Entries from a dataset of interfaces –
++++++++++++++++++++

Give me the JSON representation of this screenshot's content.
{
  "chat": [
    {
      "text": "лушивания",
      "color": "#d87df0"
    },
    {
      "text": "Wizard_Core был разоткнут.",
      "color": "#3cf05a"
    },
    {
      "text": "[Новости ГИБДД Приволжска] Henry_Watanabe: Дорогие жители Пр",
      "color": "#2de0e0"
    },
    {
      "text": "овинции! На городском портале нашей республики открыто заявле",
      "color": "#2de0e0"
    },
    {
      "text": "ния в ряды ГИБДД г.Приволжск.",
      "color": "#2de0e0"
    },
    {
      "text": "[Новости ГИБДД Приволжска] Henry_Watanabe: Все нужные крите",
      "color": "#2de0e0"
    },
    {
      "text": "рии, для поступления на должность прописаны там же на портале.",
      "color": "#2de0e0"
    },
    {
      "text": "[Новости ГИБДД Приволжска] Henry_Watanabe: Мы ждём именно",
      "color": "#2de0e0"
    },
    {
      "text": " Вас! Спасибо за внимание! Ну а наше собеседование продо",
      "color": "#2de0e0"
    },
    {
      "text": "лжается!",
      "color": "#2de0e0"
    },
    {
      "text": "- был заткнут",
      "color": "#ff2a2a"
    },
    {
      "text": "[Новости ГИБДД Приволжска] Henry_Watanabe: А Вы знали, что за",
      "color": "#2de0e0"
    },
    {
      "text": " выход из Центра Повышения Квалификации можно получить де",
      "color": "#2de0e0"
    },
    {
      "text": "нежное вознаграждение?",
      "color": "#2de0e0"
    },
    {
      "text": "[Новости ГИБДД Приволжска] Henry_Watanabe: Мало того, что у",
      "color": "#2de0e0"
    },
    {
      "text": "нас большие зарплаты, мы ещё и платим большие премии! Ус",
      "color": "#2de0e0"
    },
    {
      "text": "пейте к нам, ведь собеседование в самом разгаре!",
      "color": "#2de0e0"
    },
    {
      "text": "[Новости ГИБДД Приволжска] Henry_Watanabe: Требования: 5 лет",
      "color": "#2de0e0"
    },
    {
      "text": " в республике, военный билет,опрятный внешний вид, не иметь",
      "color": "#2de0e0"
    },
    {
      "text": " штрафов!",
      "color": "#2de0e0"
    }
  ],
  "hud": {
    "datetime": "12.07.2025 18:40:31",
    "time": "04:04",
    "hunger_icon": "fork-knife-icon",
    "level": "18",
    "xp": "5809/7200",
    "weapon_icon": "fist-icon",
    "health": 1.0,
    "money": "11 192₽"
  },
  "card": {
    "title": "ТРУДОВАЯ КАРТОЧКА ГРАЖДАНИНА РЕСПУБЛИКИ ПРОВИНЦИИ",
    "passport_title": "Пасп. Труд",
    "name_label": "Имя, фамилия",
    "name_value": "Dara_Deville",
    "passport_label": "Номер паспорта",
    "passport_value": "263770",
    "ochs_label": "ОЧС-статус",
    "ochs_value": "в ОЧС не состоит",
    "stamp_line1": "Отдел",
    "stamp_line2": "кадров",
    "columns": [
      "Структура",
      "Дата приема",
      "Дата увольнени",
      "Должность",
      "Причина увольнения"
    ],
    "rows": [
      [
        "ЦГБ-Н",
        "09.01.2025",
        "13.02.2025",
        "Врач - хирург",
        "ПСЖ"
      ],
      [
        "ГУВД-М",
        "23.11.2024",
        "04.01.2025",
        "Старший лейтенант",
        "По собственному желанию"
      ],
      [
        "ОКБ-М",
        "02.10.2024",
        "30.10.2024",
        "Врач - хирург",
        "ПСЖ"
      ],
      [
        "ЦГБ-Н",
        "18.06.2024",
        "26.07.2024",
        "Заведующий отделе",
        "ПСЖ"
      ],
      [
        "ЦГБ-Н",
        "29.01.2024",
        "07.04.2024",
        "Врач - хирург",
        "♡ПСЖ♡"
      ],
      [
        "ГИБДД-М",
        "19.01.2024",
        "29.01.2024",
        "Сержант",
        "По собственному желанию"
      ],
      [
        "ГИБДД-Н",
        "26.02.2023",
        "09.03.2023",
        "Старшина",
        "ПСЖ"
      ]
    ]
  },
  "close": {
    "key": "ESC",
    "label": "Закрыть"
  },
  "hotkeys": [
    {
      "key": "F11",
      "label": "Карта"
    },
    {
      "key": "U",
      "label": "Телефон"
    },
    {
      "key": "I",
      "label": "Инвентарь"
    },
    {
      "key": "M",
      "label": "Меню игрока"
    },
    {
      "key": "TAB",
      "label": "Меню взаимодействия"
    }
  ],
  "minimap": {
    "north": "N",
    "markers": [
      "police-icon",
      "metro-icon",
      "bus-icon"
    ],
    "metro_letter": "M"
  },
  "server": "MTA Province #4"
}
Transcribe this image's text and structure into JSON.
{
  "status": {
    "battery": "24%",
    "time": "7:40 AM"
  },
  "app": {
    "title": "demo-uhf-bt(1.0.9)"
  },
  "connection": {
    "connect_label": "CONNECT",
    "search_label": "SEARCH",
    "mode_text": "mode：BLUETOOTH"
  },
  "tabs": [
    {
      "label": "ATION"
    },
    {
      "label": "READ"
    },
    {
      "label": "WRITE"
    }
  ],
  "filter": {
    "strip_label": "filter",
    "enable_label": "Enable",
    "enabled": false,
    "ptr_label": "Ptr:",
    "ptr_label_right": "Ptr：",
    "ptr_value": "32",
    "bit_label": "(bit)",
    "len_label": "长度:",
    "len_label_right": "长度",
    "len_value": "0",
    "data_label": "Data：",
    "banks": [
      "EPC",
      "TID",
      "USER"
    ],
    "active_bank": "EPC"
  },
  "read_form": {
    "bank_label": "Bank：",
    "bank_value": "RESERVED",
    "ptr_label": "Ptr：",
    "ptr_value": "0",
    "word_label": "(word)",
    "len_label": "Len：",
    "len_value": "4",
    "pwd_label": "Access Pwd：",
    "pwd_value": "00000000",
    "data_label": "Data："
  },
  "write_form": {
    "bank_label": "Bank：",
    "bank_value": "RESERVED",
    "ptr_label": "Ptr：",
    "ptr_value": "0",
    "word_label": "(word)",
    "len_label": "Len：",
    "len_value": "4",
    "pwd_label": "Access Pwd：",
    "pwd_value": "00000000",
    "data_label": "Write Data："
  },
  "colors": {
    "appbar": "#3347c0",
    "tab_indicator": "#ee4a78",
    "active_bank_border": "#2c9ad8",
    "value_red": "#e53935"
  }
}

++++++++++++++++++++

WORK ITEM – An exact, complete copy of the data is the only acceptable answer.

SOLVED PROBLEM –
Give me the JSON representation of this screenshot's content.
{
  "chat": [
    {
      "text": "лушивания",
      "color": "#d87df0"
    },
    {
      "text": "Wizard_Core был разоткнут.",
      "color": "#3cf05a"
    },
    {
      "text": "[Новости ГИБДД Приволжска] Henry_Watanabe: Дорогие жители Пр",
      "color": "#2de0e0"
    },
    {
      "text": "овинции! На городском портале нашей республики открыто заявле",
      "color": "#2de0e0"
    },
    {
      "text": "ния в ряды ГИБДД г.Приволжск.",
      "color": "#2de0e0"
    },
    {
      "text": "[Новости ГИБДД Приволжска] Henry_Watanabe: Все нужные крите",
      "color": "#2de0e0"
    },
    {
      "text": "рии, для поступления на должность прописаны там же на портале.",
      "color": "#2de0e0"
    },
    {
      "text": "[Новости ГИБДД Приволжска] Henry_Watanabe: Мы ждём именно",
      "color": "#2de0e0"
    },
    {
      "text": " Вас! Спасибо за внимание! Ну а наше собеседование продо",
      "color": "#2de0e0"
    },
    {
      "text": "лжается!",
      "color": "#2de0e0"
    },
    {
      "text": "- был заткнут",
      "color": "#ff2a2a"
    },
    {
      "text": "[Новости ГИБДД Приволжска] Henry_Watanabe: А Вы знали, что за",
      "color": "#2de0e0"
    },
    {
      "text": " выход из Центра Повышения Квалификации можно получить де",
      "color": "#2de0e0"
    },
    {
      "text": "нежное вознаграждение?",
      "color": "#2de0e0"
    },
    {
      "text": "[Новости ГИБДД Приволжска] Henry_Watanabe: Мало того, что у",
      "color": "#2de0e0"
    },
    {
      "text": "нас большие зарплаты, мы ещё и платим большие премии! Ус",
      "color": "#2de0e0"
    },
    {
      "text": "пейте к нам, ведь собеседование в самом разгаре!",
      "color": "#2de0e0"
    },
    {
      "text": "[Новости ГИБДД Приволжска] Henry_Watanabe: Требования: 5 лет",
      "color": "#2de0e0"
    },
    {
      "text": " в республике, военный билет,опрятный внешний вид, не иметь",
      "color": "#2de0e0"
    },
    {
      "text": " штрафов!",
      "color": "#2de0e0"
    }
  ],
  "hud": {
    "datetime": "12.07.2025 18:40:31",
    "time": "04:04",
    "hunger_icon": "fork-knife-icon",
    "level": "18",
    "xp": "5809/7200",
    "weapon_icon": "fist-icon",
    "health": 1.0,
    "money": "11 192₽"
  },
  "card": {
    "title": "ТРУДОВАЯ КАРТОЧКА ГРАЖДАНИНА РЕСПУБЛИКИ ПРОВИНЦИИ",
    "passport_title": "Пасп. Труд",
    "name_label": "Имя, фамилия",
    "name_value": "Dara_Deville",
    "passport_label": "Номер паспорта",
    "passport_value": "263770",
    "ochs_label": "ОЧС-статус",
    "ochs_value": "в ОЧС не состоит",
    "stamp_line1": "Отдел",
    "stamp_line2": "кадров",
    "columns": [
      "Структура",
      "Дата приема",
      "Дата увольнени",
      "Должность",
      "Причина увольнения"
    ],
    "rows": [
      [
        "ЦГБ-Н",
        "09.01.2025",
        "13.02.2025",
        "Врач - хирург",
        "ПСЖ"
      ],
      [
        "ГУВД-М",
        "23.11.2024",
        "04.01.2025",
        "Старший лейтенант",
        "По собственному желанию"
      ],
      [
        "ОКБ-М",
        "02.10.2024",
        "30.10.2024",
        "Врач - хирург",
        "ПСЖ"
      ],
      [
        "ЦГБ-Н",
        "18.06.2024",
        "26.07.2024",
        "Заведующий отделе",
        "ПСЖ"
      ],
      [
        "ЦГБ-Н",
        "29.01.2024",
        "07.04.2024",
        "Врач - хирург",
        "♡ПСЖ♡"
      ],
      [
        "ГИБДД-М",
        "19.01.2024",
        "29.01.2024",
        "Сержант",
        "По собственному желанию"
      ],
      [
        "ГИБДД-Н",
        "26.02.2023",
        "09.03.2023",
        "Старшина",
        "ПСЖ"
      ]
    ]
  },
  "close": {
    "key": "ESC",
    "label": "Закрыть"
  },
  "hotkeys": [
    {
      "key": "F11",
      "label": "Карта"
    },
    {
      "key": "U",
      "label": "Телефон"
    },
    {
      "key": "I",
      "label": "Инвентарь"
    },
    {
      "key": "M",
      "label": "Меню игрока"
    },
    {
      "key": "TAB",
      "label": "Меню взаимодействия"
    }
  ],
  "minimap": {
    "north": "N",
    "markers": [
      "police-icon",
      "metro-icon",
      "bus-icon"
    ],
    "metro_letter": "M"
  },
  "server": "MTA Province #4"
}
Transcribe this image's text and structure into JSON.
{
  "status": {
    "battery": "24%",
    "time": "7:40 AM"
  },
  "app": {
    "title": "demo-uhf-bt(1.0.9)"
  },
  "connection": {
    "connect_label": "CONNECT",
    "search_label": "SEARCH",
    "mode_text": "mode：BLUETOOTH"
  },
  "tabs": [
    {
      "label": "ATION"
    },
    {
      "label": "READ"
    },
    {
      "label": "WRITE"
    }
  ],
  "filter": {
    "strip_label": "filter",
    "enable_label": "Enable",
    "enabled": false,
    "ptr_label": "Ptr:",
    "ptr_label_right": "Ptr：",
    "ptr_value": "32",
    "bit_label": "(bit)",
    "len_label": "长度:",
    "len_label_right": "长度",
    "len_value": "0",
    "data_label": "Data：",
    "banks": [
      "EPC",
      "TID",
      "USER"
    ],
    "active_bank": "EPC"
  },
  "read_form": {
    "bank_label": "Bank：",
    "bank_value": "RESERVED",
    "ptr_label": "Ptr：",
    "ptr_value": "0",
    "word_label": "(word)",
    "len_label": "Len：",
    "len_value": "4",
    "pwd_label": "Access Pwd：",
    "pwd_value": "00000000",
    "data_label": "Data："
  },
  "write_form": {
    "bank_label": "Bank：",
    "bank_value": "RESERVED",
    "ptr_label": "Ptr：",
    "ptr_value": "0",
    "word_label": "(word)",
    "len_label": "Len：",
    "len_value": "4",
    "pwd_label": "Access Pwd：",
    "pwd_value": "00000000",
    "data_label": "Write Data："
  },
  "colors": {
    "appbar": "#3347c0",
    "tab_indicator": "#ee4a78",
    "active_bank_border": "#2c9ad8",
    "value_red": "#e53935"
  }
}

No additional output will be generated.